Erin Metcalf died of liver cancer in 2002, at the age of 15. One of the attendees at her funeral was former major-league baseball pitcher Jamie Moyer, who had met the teenager through the Make-A-Wish Foundation in the late 1990s. He and his wife Karen were so moved by the young woman that when she died, their Moyer Foundation helped found Camp Erin in her name.
Just north of Parry Sound, Ont., Camp Erin is a place where children who are experiencing the death of a loved one can spend a weekend with others like them: Kids ages six to 17 who are experiencing isolation and anxiety of loss and need the comfort and confidence to move forward.
The camp turns 10 this year: What was once a simple day camp is now a weekend-long sleepover free to all 120 attendees, thanks to the Jays Care Foundation and other corporate and private donors.

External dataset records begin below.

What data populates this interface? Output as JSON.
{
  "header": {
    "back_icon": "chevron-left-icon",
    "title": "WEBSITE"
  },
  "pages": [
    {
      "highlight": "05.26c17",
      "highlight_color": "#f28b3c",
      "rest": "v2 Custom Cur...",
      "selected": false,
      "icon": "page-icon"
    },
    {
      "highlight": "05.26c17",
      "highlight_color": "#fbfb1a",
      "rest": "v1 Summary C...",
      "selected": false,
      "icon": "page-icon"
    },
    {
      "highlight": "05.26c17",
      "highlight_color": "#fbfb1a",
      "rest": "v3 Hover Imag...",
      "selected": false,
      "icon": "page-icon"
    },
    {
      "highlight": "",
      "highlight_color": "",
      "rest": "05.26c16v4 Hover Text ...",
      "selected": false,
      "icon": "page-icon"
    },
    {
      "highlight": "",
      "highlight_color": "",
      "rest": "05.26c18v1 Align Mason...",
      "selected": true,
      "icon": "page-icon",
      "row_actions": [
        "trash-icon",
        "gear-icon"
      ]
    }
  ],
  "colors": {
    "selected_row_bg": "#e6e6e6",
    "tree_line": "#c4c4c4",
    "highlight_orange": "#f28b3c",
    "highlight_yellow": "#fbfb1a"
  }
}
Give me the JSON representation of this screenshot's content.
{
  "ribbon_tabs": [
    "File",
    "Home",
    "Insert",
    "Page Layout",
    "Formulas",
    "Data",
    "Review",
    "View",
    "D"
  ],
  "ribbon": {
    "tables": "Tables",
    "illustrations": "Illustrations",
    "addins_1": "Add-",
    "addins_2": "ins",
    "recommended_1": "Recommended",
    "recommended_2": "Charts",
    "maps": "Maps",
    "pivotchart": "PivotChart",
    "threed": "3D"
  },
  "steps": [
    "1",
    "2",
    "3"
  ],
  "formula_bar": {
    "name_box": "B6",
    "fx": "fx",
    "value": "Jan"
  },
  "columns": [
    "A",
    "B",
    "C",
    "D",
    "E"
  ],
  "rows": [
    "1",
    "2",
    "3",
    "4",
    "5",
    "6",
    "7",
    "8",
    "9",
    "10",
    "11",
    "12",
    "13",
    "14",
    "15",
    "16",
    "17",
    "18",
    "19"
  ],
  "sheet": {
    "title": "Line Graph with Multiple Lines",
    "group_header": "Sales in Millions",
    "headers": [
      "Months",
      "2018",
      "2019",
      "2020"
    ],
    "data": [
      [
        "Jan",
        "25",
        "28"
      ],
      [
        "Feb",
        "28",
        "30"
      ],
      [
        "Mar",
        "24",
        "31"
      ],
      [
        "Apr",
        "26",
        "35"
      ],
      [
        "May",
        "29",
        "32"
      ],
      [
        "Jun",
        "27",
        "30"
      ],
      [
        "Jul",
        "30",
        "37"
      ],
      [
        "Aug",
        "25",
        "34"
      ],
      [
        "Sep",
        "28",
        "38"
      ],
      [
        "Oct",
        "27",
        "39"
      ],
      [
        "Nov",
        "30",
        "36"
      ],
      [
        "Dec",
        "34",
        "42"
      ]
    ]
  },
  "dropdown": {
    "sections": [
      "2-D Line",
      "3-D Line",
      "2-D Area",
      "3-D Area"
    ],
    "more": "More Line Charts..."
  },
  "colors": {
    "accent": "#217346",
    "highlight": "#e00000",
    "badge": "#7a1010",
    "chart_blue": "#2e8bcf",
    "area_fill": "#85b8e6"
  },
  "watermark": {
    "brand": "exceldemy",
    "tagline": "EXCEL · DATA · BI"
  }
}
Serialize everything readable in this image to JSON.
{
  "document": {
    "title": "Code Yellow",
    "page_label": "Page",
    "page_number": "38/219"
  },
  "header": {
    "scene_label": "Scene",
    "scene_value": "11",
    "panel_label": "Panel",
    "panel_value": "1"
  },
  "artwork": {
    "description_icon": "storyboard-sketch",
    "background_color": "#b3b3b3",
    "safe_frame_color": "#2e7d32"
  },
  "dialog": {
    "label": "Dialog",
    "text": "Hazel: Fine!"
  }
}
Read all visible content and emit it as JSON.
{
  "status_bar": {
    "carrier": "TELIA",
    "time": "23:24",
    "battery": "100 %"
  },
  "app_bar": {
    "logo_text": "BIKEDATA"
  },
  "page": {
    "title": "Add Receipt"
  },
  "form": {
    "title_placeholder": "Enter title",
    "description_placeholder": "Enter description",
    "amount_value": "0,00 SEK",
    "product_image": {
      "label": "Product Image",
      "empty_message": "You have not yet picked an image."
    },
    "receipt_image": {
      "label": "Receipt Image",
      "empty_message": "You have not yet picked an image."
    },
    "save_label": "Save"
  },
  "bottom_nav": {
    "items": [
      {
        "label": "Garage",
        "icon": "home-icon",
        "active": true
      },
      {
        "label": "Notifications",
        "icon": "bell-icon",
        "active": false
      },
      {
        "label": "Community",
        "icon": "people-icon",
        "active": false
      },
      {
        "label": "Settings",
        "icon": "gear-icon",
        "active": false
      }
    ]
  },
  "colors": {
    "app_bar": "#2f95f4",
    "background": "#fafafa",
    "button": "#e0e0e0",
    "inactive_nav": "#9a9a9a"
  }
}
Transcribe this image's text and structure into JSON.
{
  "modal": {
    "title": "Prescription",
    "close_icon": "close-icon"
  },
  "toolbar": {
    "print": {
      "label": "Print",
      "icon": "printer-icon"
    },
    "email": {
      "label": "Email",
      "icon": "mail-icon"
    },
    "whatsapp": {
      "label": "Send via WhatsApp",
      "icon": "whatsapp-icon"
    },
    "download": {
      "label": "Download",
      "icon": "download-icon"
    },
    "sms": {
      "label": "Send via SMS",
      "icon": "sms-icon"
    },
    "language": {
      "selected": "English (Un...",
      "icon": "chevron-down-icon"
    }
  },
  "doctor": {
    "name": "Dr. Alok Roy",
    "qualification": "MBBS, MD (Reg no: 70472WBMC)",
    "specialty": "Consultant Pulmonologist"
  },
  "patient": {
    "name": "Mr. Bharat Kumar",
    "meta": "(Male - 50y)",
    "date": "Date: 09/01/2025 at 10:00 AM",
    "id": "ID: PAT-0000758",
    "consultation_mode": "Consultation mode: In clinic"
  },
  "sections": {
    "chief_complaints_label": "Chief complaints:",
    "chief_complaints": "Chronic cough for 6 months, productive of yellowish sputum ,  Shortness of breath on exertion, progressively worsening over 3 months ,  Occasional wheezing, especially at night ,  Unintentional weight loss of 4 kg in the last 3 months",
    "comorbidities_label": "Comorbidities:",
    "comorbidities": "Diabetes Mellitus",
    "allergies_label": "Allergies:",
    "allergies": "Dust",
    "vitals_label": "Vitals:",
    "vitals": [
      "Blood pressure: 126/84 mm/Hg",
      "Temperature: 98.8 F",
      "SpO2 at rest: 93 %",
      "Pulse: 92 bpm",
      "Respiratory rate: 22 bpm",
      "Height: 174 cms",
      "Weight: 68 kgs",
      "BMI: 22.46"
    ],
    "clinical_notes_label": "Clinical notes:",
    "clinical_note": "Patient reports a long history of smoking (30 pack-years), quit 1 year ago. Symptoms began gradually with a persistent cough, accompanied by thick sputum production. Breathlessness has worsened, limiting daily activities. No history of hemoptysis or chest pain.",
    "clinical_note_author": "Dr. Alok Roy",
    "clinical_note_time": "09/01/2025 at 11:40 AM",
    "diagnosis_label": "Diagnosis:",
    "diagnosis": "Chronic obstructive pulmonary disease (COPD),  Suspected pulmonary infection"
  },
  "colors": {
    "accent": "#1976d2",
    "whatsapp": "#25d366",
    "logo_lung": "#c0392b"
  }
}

The Globe and Mail spoke with Lysa Toye, clinical director of Camp Erin Toronto and Dr. Jay Children's Grief Centre.
How is Camp Erin the same – and different – than other summer camps?
A variety of poignant grief ceremonies, including each child posting a picture of their loved one on a grief board (counsellors and volunteers also participate in these ceremonies) are held in tandem with a diverse gamut of high-energy activities, including archery, high ropes and canoeing. There is also art, drumming and a confidence-boosting talent show.
Why is this camp important for both kids and families?
We strongly believe that the Camp Erin experience is life-changing. Family members and caregivers experiencing their own grief, while simultaneously helping their child to grieve, are often overwhelmed and feel helpless. Grief left unchecked can lead to depression, behavioural issues, suicide and substance abuse.
Much of what is addressed at camp is the isolation kids feel around their grief; it is a poignant experience for the campers to have the chance to go away for three days, (oftentimes, these kids have never been up north) with other people their own age, forming a bond over their loss. Camp Erin is a safe place for young people to identify with other kids who are feeling the same emotions, including anger, worry, guilt and often, a "Why me?" outlook.
When kids come back from camp, at ease and with the confidence to talk about their grief, it gets passed along to their parents.
What have you learned about what kids need in their grieving process?
The strongest feedback we get from both the kids and the parents is that being at camp with other kids who are also going through the same feelings and emotions is a powerful experience. It is incredibly comforting for kids to be able to normalize their grief, to speak out and to express their feelings in their own unique way. The sense of stigma that families often feel is alleviated. Most importantly, these young people are given a toolbox that allows them to work through their emotions and cope with their grief.
This interview has been condensed and edited